At Intuit’s annual conference, QuickBooks Connect, some details were shared about the latest version of their QuickBooks Online APITrack this API, currently open to partners. Included was a look at the Payroll functionality long desired by Intuit’s developer community.
The v4 API, available in a limited beta with select partners will cross all of the QuickBooks domains to cover use cases such as working with accounting forms and lists, processing payments, refunding charges and managing credit cards and bank accounts. New to the API will be payroll functionality such as the enablement of third-party time tracking and the ability for benefits providers to connect directly to QuickBooks Online(QBO) to provision deductions, benefits and pensions, and sync employee contributions and time by payroll items. Also new is the availability of financial data around sales, purchases, and expenses.
QuickBooks API Moves to GraphQL
Also new is that the v4 API has been built from the ground up using GraphQL. The advantage of this approach according to Intuit’s Director of Engineering, Rajashree Pimpalkhare, is that it allows for developers to make very targeted queries. This helps make it easier for apps to comply to regulations since extra data is not returned in the response payloads. An additional benefit is that by allowing for a single query and limiting the payloads to only the desired data, the API becomes less chatty than its RESTful counterpart.
Of course we’ve seen the connected nature of GraphQL be exploited by bad actors, such as the Facebook/Cambridge Analytica scandal earlier this year. When asked about security concerns during development of the API, Pimpalkhare explained how security cannot happen in just one place.
“We want to protect our customers at multiple levels. So the first level we want to protect our customers is by making sure we only have the right players in the ecosystem and that’s the developers as well as the apps they develop.”
Another important piece occurs when a customer connects to an app. During this step they explicitly give consent for the app to connect to their data. This access is limited to a customer’s data file only and does not extend to any external data that may be contained within the graph.
Pimpalkhare explained that the connection experiences are being changed to give explicit information to the user about what data will be accessed and what the app may use it for. With v4, those experiences are being designed to be more granular and give the customer the ability to approve or deny access to that data.
“We want to get a step further and make sure the customer really understands what it means to give access to data...we want to be the stewards of our customers data.”
Intuit Embraces Open APIs
Recently ProgrammableWeb has covered the trend of a number of API providers restricting or even shutting down their open API program. However, one of the clear themes of QuickBooks Connect is Intuit’s embrace of small developers.
This was seen on the weekend leading up to the event when the Small Business Hackathon was held. 42 teams competed over two days with the goal of building a solution that helps solve real world problems faced by small businesses.
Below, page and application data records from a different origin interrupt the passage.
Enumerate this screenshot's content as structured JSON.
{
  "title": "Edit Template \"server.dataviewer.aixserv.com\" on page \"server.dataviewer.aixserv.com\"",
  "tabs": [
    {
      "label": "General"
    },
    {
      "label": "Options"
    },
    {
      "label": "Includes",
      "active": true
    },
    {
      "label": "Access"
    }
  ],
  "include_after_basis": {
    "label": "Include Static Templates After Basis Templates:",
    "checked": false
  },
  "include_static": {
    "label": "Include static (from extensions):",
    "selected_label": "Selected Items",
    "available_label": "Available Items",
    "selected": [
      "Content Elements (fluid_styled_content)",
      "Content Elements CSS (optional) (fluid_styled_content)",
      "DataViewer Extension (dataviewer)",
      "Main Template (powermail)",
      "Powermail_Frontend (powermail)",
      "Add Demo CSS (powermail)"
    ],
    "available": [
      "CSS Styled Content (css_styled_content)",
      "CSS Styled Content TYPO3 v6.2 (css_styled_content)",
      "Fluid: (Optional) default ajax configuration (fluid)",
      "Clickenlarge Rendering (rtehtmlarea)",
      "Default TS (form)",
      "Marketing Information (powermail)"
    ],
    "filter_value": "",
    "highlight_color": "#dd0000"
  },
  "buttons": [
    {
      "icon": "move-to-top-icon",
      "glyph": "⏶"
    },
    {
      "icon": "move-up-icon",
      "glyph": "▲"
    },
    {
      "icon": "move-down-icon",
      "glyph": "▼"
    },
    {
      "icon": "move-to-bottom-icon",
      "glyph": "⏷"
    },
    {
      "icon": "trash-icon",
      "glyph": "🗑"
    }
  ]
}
Previous winners of the Small Business Hackathon have gone on to compete in Intuit’s annual $100K Small Business App Showdown contest.
I spoke with Alex Barnett, Intuit’s Director of Developer and Partner Platform and he explained how the company views its developer ecosystem.
“QBO is all about solving the most important business problems for our small business customers...we just simply know that we can’t solve all of those problems alone. That’s where developers come in. They come in to solve glaring gaps within QBO or they complement what we do but add additional features, or in some cases those apps are doing almost exactly the same things but with very specific workflows for specific industries. Often in a localized way.”
In looking at the ROI that Intuit realizes from an open API program, Barnett insists that it’s worth considering the end customer benefit. He pointed out how users of third-party apps that integrate with QBO save an estimated 3.5 hours per month due to the automation of processes previously done by hand.
“It helps customers save time when they are using 3rd party apps...We know that when a customer connects to a 3rd party app, they stay with us longer, their retention increases, they’re getting more value out of the platform and they are saving more time.”
Intuit provides an example that running an open API program can still work and can offer value to both developers and providers alike. Asked about the early API strategy, Barnett explained that Intuit started by working with trusted partners on a small set of APIs. That allowed the team to learn what was working and what wasn't and iterate on that. Then over time, the APIs were expanded and released to a wider set of developers.